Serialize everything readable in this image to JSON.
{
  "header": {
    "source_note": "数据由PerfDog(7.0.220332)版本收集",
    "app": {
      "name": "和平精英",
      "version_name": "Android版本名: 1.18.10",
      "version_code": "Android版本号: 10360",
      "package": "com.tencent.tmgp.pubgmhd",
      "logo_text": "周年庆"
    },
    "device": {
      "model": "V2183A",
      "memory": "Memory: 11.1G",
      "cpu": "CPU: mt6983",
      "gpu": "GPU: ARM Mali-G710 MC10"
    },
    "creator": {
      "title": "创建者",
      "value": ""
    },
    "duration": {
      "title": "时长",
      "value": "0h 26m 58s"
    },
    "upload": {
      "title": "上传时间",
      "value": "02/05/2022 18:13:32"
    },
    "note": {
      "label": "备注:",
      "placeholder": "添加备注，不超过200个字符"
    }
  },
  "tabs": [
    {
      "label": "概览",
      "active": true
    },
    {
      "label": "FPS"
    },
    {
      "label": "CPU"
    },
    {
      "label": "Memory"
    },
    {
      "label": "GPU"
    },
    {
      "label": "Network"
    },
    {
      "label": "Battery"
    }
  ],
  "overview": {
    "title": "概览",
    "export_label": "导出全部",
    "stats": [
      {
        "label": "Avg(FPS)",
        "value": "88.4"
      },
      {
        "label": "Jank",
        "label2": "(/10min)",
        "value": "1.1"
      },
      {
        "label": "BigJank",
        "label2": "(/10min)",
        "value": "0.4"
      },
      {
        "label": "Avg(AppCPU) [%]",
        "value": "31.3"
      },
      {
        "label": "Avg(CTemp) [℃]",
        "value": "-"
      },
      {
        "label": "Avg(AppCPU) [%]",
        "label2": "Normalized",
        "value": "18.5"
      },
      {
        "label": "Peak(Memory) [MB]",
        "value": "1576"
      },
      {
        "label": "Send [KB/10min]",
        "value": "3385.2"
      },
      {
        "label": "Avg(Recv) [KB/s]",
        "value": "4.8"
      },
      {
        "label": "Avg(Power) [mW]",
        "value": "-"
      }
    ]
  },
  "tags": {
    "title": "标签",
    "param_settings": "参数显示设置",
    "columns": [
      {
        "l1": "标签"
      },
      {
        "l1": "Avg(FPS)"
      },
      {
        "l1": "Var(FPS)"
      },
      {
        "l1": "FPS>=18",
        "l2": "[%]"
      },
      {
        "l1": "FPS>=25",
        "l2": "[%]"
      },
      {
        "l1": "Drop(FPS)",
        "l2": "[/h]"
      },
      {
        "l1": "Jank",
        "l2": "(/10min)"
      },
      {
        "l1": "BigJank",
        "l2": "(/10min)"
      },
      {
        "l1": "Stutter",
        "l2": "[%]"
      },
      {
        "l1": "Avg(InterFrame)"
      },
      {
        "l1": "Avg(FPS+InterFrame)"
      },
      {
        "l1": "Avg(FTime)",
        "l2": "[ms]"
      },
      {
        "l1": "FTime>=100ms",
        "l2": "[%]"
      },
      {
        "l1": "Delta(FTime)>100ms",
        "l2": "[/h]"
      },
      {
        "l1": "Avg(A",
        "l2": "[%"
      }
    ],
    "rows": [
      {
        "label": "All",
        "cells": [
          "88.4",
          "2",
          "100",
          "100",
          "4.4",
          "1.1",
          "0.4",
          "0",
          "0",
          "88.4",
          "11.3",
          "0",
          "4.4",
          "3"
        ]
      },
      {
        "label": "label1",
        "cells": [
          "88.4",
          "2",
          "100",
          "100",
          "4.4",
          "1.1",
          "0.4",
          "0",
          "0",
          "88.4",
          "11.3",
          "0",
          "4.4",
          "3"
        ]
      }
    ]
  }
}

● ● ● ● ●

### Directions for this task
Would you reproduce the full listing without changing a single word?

### Exercise solution
Serialize everything readable in this image to JSON.
{
  "header": {
    "source_note": "数据由PerfDog(7.0.220332)版本收集",
    "app": {
      "name": "和平精英",
      "version_name": "Android版本名: 1.18.10",
      "version_code": "Android版本号: 10360",
      "package": "com.tencent.tmgp.pubgmhd",
      "logo_text": "周年庆"
    },
    "device": {
      "model": "V2183A",
      "memory": "Memory: 11.1G",
      "cpu": "CPU: mt6983",
      "gpu": "GPU: ARM Mali-G710 MC10"
    },
    "creator": {
      "title": "创建者",
      "value": ""
    },
    "duration": {
      "title": "时长",
      "value": "0h 26m 58s"
    },
    "upload": {
      "title": "上传时间",
      "value": "02/05/2022 18:13:32"
    },
    "note": {
      "label": "备注:",
      "placeholder": "添加备注，不超过200个字符"
    }
  },
  "tabs": [
    {
      "label": "概览",
      "active": true
    },
    {
      "label": "FPS"
    },
    {
      "label": "CPU"
    },
    {
      "label": "Memory"
    },
    {
      "label": "GPU"
    },
    {
      "label": "Network"
    },
    {
      "label": "Battery"
    }
  ],
  "overview": {
    "title": "概览",
    "export_label": "导出全部",
    "stats": [
      {
        "label": "Avg(FPS)",
        "value": "88.4"
      },
      {
        "label": "Jank",
        "label2": "(/10min)",
        "value": "1.1"
      },
      {
        "label": "BigJank",
        "label2": "(/10min)",
        "value": "0.4"
      },
      {
        "label": "Avg(AppCPU) [%]",
        "value": "31.3"
      },
      {
        "label": "Avg(CTemp) [℃]",
        "value": "-"
      },
      {
        "label": "Avg(AppCPU) [%]",
        "label2": "Normalized",
        "value": "18.5"
      },
      {
        "label": "Peak(Memory) [MB]",
        "value": "1576"
      },
      {
        "label": "Send [KB/10min]",
        "value": "3385.2"
      },
      {
        "label": "Avg(Recv) [KB/s]",
        "value": "4.8"
      },
      {
        "label": "Avg(Power) [mW]",
        "value": "-"
      }
    ]
  },
  "tags": {
    "title": "标签",
    "param_settings": "参数显示设置",
    "columns": [
      {
        "l1": "标签"
      },
      {
        "l1": "Avg(FPS)"
      },
      {
        "l1": "Var(FPS)"
      },
      {
        "l1": "FPS>=18",
        "l2": "[%]"
      },
      {
        "l1": "FPS>=25",
        "l2": "[%]"
      },
      {
        "l1": "Drop(FPS)",
        "l2": "[/h]"
      },
      {
        "l1": "Jank",
        "l2": "(/10min)"
      },
      {
        "l1": "BigJank",
        "l2": "(/10min)"
      },
      {
        "l1": "Stutter",
        "l2": "[%]"
      },
      {
        "l1": "Avg(InterFrame)"
      },
      {
        "l1": "Avg(FPS+InterFrame)"
      },
      {
        "l1": "Avg(FTime)",
        "l2": "[ms]"
      },
      {
        "l1": "FTime>=100ms",
        "l2": "[%]"
      },
      {
        "l1": "Delta(FTime)>100ms",
        "l2": "[/h]"
      },
      {
        "l1": "Avg(A",
        "l2": "[%"
      }
    ],
    "rows": [
      {
        "label": "All",
        "cells": [
          "88.4",
          "2",
          "100",
          "100",
          "4.4",
          "1.1",
          "0.4",
          "0",
          "0",
          "88.4",
          "11.3",
          "0",
          "4.4",
          "3"
        ]
      },
      {
        "label": "label1",
        "cells": [
          "88.4",
          "2",
          "100",
          "100",
          "4.4",
          "1.1",
          "0.4",
          "0",
          "0",
          "88.4",
          "11.3",
          "0",
          "4.4",
          "3"
        ]
      }
    ]
  }
}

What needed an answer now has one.